One of the many mountains in Shimane Prefecture’s Okuizumo area during autumn

The Oki Islands are not the only thing on offer when it comes to nature in Shimane. If you head south, you’ll come to Okuizumo. Considered to be the site of some of Japan’s earliest myths, Okuizumo is also home to Mt. Hiba. This peak is great for winter sports (just watch out for the Hibago-a Japanese yeti) and makes for a wonderful hike during summer.

Mt. Sanbe is a volcanic crag in central Shimane. The peak has been active since as long as 100,000 years ago and continues to grumble to this day. Though remote, the inner areas of Shimane are blessed with natural beauty.

If you want to learn more about Shimane , consider checking out my extremely in-depth guide to the prefecture…

Okayama: Underground Adventures & Castles in the Sky

Okayama Prefecture’s Bitchu-Matsuyama Castle floats above the clouds in the valley basin below

Next up on our tour of the San’in and San’yo regions is Okayama. This prefecture is known as the “Land of Sunshine” due to its mild, sunny climate, but there’s more to the prefecture than first meets the eye. From epic views and caves to castles in the sky, Okayama has got it all. Seeing as it’s en route to Hiroshima, it’s also a logistically sound add-on to any standard Golden Route itinerary too.
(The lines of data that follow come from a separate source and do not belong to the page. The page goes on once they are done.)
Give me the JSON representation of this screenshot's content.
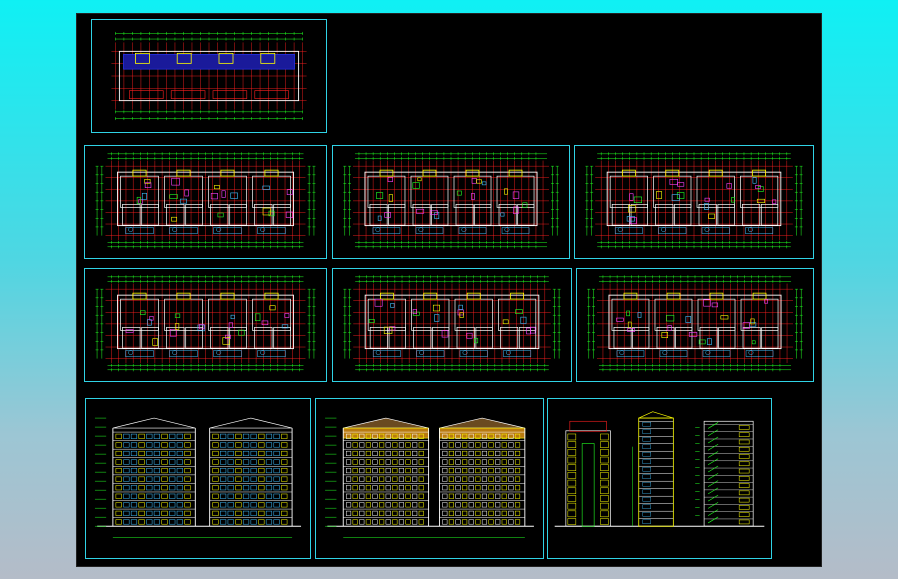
{
  "drawing": {
    "sheet_color": "#000000",
    "frame_color": "#2fd3e6",
    "palette": {
      "axis": "#ff2020",
      "wall": "#ffffff",
      "dimension": "#22ff22",
      "accent": "#ffff00",
      "furniture": "#ff40ff",
      "detail": "#40c0ff"
    },
    "plans": [
      {
        "id": "plan-1",
        "caption": ""
      },
      {
        "id": "plan-2",
        "caption": ""
      },
      {
        "id": "plan-3",
        "caption": ""
      },
      {
        "id": "plan-4",
        "caption": ""
      },
      {
        "id": "plan-5",
        "caption": ""
      },
      {
        "id": "plan-6",
        "caption": ""
      },
      {
        "id": "plan-7",
        "caption": ""
      }
    ],
    "elevations": [
      {
        "id": "elevation-1",
        "caption": ""
      },
      {
        "id": "elevation-2",
        "caption": ""
      },
      {
        "id": "sections",
        "caption": ""
      }
    ]
  }
}
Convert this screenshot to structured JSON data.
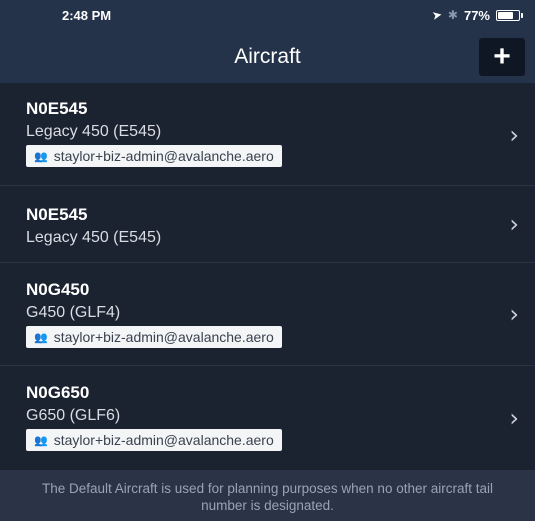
{
  "status_bar": {
    "time": "2:48 PM",
    "location_icon": "location-arrow-icon",
    "bluetooth_icon": "bluetooth-icon",
    "battery": "77%",
    "battery_level": 0.77
  },
  "nav": {
    "title": "Aircraft",
    "add_label": "+"
  },
  "aircraft": [
    {
      "tail": "N0E545",
      "model": "Legacy 450 (E545)",
      "owner": "staylor+biz-admin@avalanche.aero"
    },
    {
      "tail": "N0E545",
      "model": "Legacy 450 (E545)",
      "owner": ""
    },
    {
      "tail": "N0G450",
      "model": "G450 (GLF4)",
      "owner": "staylor+biz-admin@avalanche.aero"
    },
    {
      "tail": "N0G650",
      "model": "G650 (GLF6)",
      "owner": "staylor+biz-admin@avalanche.aero"
    }
  ],
  "footer": {
    "note": "The Default Aircraft is used for planning purposes when no other aircraft tail number is designated."
  },
  "colors": {
    "nav_background": "#24324a",
    "list_background": "#1b2230",
    "badge_background": "#f4f5f6"
  }
}
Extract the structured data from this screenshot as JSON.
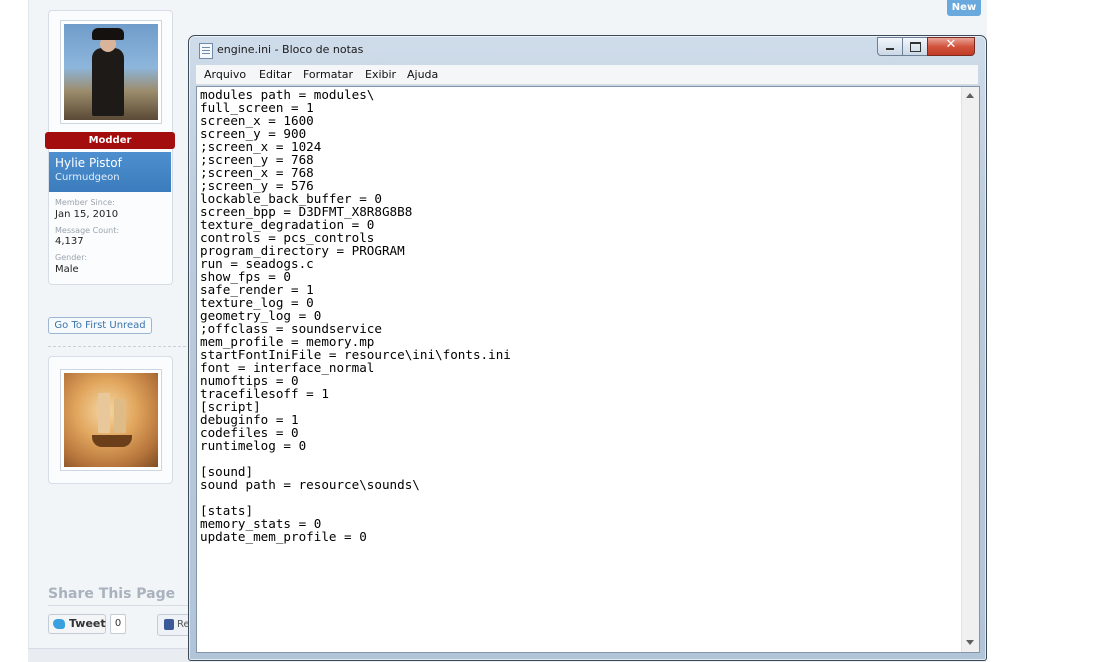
{
  "forum": {
    "new_label": "New",
    "user": {
      "role_badge": "Modder",
      "name": "Hylie Pistof",
      "title": "Curmudgeon",
      "member_since_label": "Member Since:",
      "member_since": "Jan 15, 2010",
      "message_count_label": "Message Count:",
      "message_count": "4,137",
      "gender_label": "Gender:",
      "gender": "Male"
    },
    "go_first_unread": "Go To First Unread",
    "share_title": "Share This Page",
    "tweet_label": "Tweet",
    "tweet_count": "0",
    "like_label": "Re"
  },
  "notepad": {
    "title": "engine.ini - Bloco de notas",
    "menu": [
      "Arquivo",
      "Editar",
      "Formatar",
      "Exibir",
      "Ajuda"
    ],
    "close_glyph": "✕",
    "content": "modules path = modules\\\nfull_screen = 1\nscreen_x = 1600\nscreen_y = 900\n;screen_x = 1024\n;screen_y = 768\n;screen_x = 768\n;screen_y = 576\nlockable_back_buffer = 0\nscreen_bpp = D3DFMT_X8R8G8B8\ntexture_degradation = 0\ncontrols = pcs_controls\nprogram_directory = PROGRAM\nrun = seadogs.c\nshow_fps = 0\nsafe_render = 1\ntexture_log = 0\ngeometry_log = 0\n;offclass = soundservice\nmem_profile = memory.mp\nstartFontIniFile = resource\\ini\\fonts.ini\nfont = interface_normal\nnumoftips = 0\ntracefilesoff = 1\n[script]\ndebuginfo = 1\ncodefiles = 0\nruntimelog = 0\n\n[sound]\nsound path = resource\\sounds\\\n\n[stats]\nmemory_stats = 0\nupdate_mem_profile = 0"
  }
}
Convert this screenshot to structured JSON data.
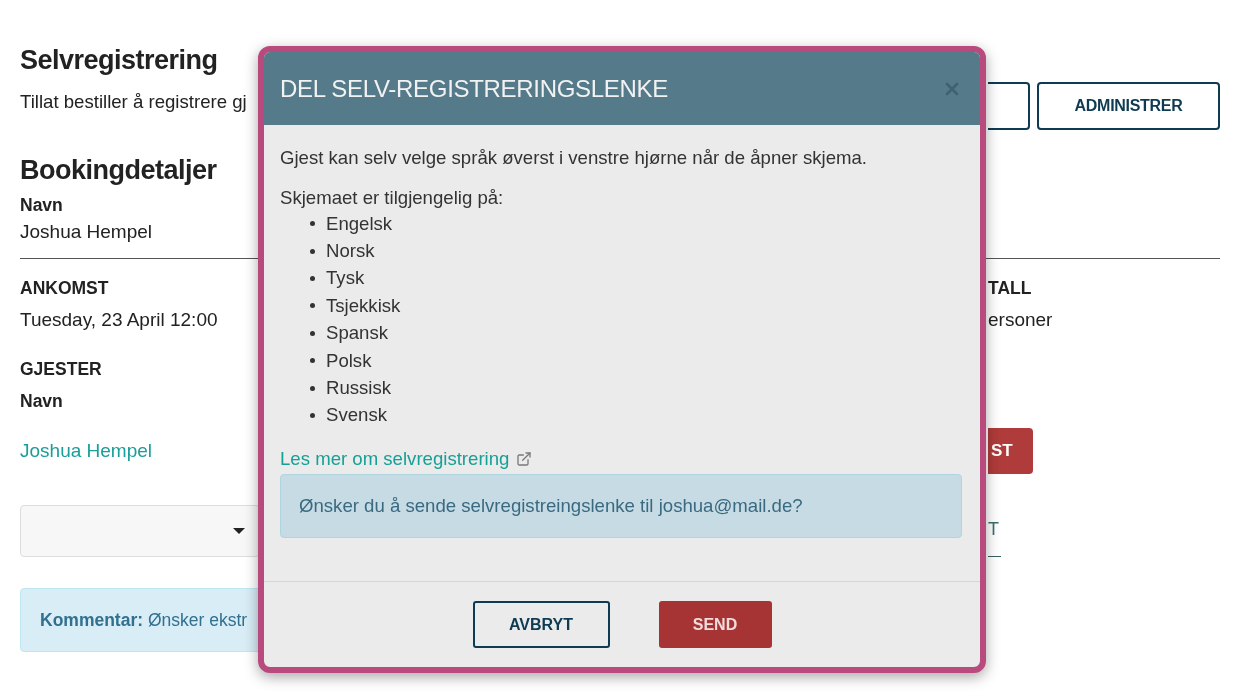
{
  "self_registration": {
    "title": "Selvregistrering",
    "description": "Tillat bestiller å registrere gj",
    "buttons": [
      {
        "kind": "blank"
      },
      {
        "kind": "text",
        "label": "ADMINISTRER"
      }
    ]
  },
  "booking_details": {
    "title": "Bookingdetaljer",
    "name_label": "Navn",
    "name": "Joshua Hempel",
    "arrival": {
      "label": "ANKOMST",
      "value": "Tuesday, 23 April 12:00"
    },
    "column_2": {
      "label": "TALL",
      "value": "ersoner"
    }
  },
  "guests": {
    "label": "GJESTER",
    "name_label": "Navn",
    "names": [
      "Joshua Hempel"
    ],
    "button_2": {
      "label": "ST"
    },
    "link_2": {
      "label": "T"
    }
  },
  "comment": {
    "text": "**Kommentar:** Ønsker ekstr"
  },
  "dialog": {
    "title": "DEL SELV-REGISTRERINGSLENKE",
    "intro": "Gjest kan selv velge språk øverst i venstre hjørne når de åpner skjema.",
    "languages_heading": "Skjemaet er tilgjengelig på:",
    "languages": [
      "Engelsk",
      "Norsk",
      "Tysk",
      "Tsjekkisk",
      "Spansk",
      "Polsk",
      "Russisk",
      "Svensk"
    ],
    "link": "Les mer om selvregistrering",
    "question": "Ønsker du å sende selvregistreingslenke til joshua@mail.de?",
    "buttons": [
      {
        "kind": "secondary",
        "label": "AVBRYT"
      },
      {
        "kind": "primary",
        "label": "SEND"
      }
    ]
  }
}
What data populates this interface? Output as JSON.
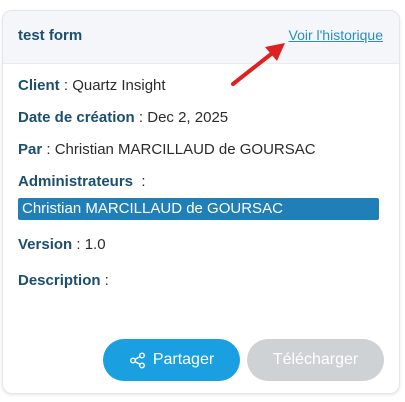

Wait a minute, castles in the sky you say? Well, here you need to note that one of Okayama’s jewels is a stronghold called Bitchu-Matsuyama Castle. Officially one of a dozen remaining historic castles, the fortress is located atop a bluff that towers 430 meters above the surrounding area. In the early mornings of autumn and winter, clouds gather in the basin below giving the impression that Bitchu-Matsuyama Castle is “floating” above the mist.

The bridge leading to Okayama Prefecture’s Ikura Cave

If you’re in the area, you’d also do well to check out Ikura Cave. In this mysterious limestone cavern, visitors can feel the Earth’s history in every fiber of their being. The 1.2-kilometer-long cave has height variations that range up to 90 meters. Even during the sultry summer months, Ikura Cave remains at a comfortable 15–16°C. By the way, note that this part of Japan is especially beautiful during autumn.

Finally, if you’re looking for one amazing view to round out your trip, check out Mt. Washuzan. From here, you’ll have unobstructed views of the Setonaikai National Park (Japan’s first national park) as well as the Seto Ohashi Bridge. This two-tiered bridge was recently listed in the Michelin Green Guide Japan as the longest of its kind in the world.

Tottori: A Sacred Mountain & Golden Sand Dunes

Tottori Prefecture’s iconic sands dunes

Closing out the San’in and San’yo quadruplet, we have Tottori. No visit to the prefecture would be complete without visiting the Tottori Sand Dunes, one of the main attractions of the San’in Kaigan National Park. This 16-kilometer-long expanse of sand was created over the centuries as sediment from the Sendaigawa washed out to sea only to be redeposited on the coast by the current. Due to the ever-blowing winds, the dunes are always in a state of flux so no two visits will ever be the same.

The most popular stretch of the Tottori Sand Dunes stretches between the visitor center and the shore. Here, you’ll find the largest of the dunes which can grow to be up to 50 meters high. While you’re there, try your hand at paragliding or sandboarding. There’s even a camel ride to enjoy!

Tottori Prefecture’s Mt. Daisen during the early autumn

In addition to the Tottori Sand Dunes, you’ll also find Mt. Daisen all the way over on the other side of the prefecture. The mountain has long been a spiritual enclave for the practice of mountain asceticism. While you’ll find the trappings of Mt. Daisen’s religious past all over the peak, this mountain also attracts fans of the outdoors: the arduous climb to the top is a favorite among hikers in Japan. And yes, the view from the top is worth the sweat.

Getting Off of the Beaten Path

The Shinshoji Zen Museum and Gardens in Hiroshima Prefecture

Hopefully this brief tour of the charms of the San’in and San’yo regions has piqued your interest. While the above only covers the tip of the proverbial iceberg, this part of Japan is chock full of places to visit and enjoy. Should you be planning a trip down to Hiroshima on your next visit to Japan, do yourself a favor and add one or two of these locales to your itinerary.